2018 marks 10 years since I had the slightly mad idea of growing cut flowers in Scotland to add bit of natural abundance to the usual cut flower offerings from abroad. It certainly was a mad idea – I had only heard of one other person doing it in Scotland and two in England! We could have a growing site that is less wet, less windy, less acidic, and a longer growing season, but we don’t and we build our plans, plantings and layouts around these restrictions. I am not sure how much I want to share of the first years as there were mistakes for sure and deadends which with hindsight could have been avoided – but strangely enough you never see that kind of thing on the internet… Remember, in the beginning, those were the days before You Tube videos of everything you imagined to really see other people’s techniques. I had to buy stacks of books, most of which were American based and needed adjusting in terms of climate, sourcing materials, different jargon and converting inches and feet into centimetres and metres every single time I wanted to check something!
The last five or six years have seen an explosion in the number of growers with the setting up of the organisation Flowers from the Farm to support and network this increasing group of small scale growers. Now I can check information from a phone in the middle of the flower field (phone reception willing) and the public perception of the importance of flower miles, plastic waste and sustainability is once again more in people’s consciousness. Here’s to the sustainable local flower revolution!

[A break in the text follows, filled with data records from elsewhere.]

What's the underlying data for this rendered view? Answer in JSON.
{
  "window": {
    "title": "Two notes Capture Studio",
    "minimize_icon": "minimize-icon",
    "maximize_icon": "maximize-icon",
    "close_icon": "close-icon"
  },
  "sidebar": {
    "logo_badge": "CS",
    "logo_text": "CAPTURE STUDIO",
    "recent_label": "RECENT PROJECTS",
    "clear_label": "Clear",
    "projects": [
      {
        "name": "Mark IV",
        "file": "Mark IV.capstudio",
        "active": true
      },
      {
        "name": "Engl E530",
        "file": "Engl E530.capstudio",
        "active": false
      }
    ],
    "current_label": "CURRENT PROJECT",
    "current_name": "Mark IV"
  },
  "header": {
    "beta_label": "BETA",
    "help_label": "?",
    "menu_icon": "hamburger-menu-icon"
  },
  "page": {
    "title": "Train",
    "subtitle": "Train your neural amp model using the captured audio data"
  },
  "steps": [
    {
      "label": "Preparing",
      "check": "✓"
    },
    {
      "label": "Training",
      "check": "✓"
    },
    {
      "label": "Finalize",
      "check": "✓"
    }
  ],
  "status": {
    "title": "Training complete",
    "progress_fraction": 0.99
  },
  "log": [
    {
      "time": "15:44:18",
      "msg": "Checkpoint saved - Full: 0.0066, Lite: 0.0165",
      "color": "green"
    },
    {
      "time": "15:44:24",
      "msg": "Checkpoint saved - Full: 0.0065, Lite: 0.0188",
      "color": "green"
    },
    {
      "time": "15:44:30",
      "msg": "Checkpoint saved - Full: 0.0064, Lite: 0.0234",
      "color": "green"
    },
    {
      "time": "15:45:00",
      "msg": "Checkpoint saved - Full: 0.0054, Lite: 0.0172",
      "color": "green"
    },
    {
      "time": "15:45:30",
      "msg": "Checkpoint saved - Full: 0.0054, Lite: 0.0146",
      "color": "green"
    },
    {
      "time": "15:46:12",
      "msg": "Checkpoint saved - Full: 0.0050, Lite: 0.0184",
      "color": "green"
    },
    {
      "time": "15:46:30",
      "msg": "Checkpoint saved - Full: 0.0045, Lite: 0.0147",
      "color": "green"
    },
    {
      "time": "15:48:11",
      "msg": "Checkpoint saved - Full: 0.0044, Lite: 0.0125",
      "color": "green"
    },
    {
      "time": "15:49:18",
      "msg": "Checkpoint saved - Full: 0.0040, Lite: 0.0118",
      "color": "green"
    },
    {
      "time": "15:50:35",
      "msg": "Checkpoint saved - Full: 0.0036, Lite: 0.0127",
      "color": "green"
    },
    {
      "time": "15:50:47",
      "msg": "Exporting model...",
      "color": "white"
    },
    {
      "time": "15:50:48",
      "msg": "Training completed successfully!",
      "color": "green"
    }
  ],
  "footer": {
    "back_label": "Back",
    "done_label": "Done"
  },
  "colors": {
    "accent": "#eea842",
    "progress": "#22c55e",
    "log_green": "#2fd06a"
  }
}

Starting at the very beginning I made sure every plant in my previous tiny (11mx6m) garden was able to be used for cutting. I soon realised that this was never going to be enough as although an individual plant might be productive you have to be able to pick over an extended period or have a huge variety of crops to just get enough to make a few bouquets a week. So, I took over a neighbour’s garden via a gate in the hedge (with permission of course, this wasn’t a nightly trespass with snips in hand) and another down the road with a patch in a third. I got to plant what I wanted in return for maintaining the gardens, and in one for making a garden. We invented our wee Green Flower Box from recycled cartons which were great for wee gifts and sweet peas and even used as chair ends at one of the first weddings we did. But you need a lot of flowers for weddings and me turning up with snips and buckets to raid friends’ gardens was beginning to get embarrassing. Also with two young children and two of the gardens needing to drive to with tools, compost, seeds and everything, it was never going to be enough… To be continued.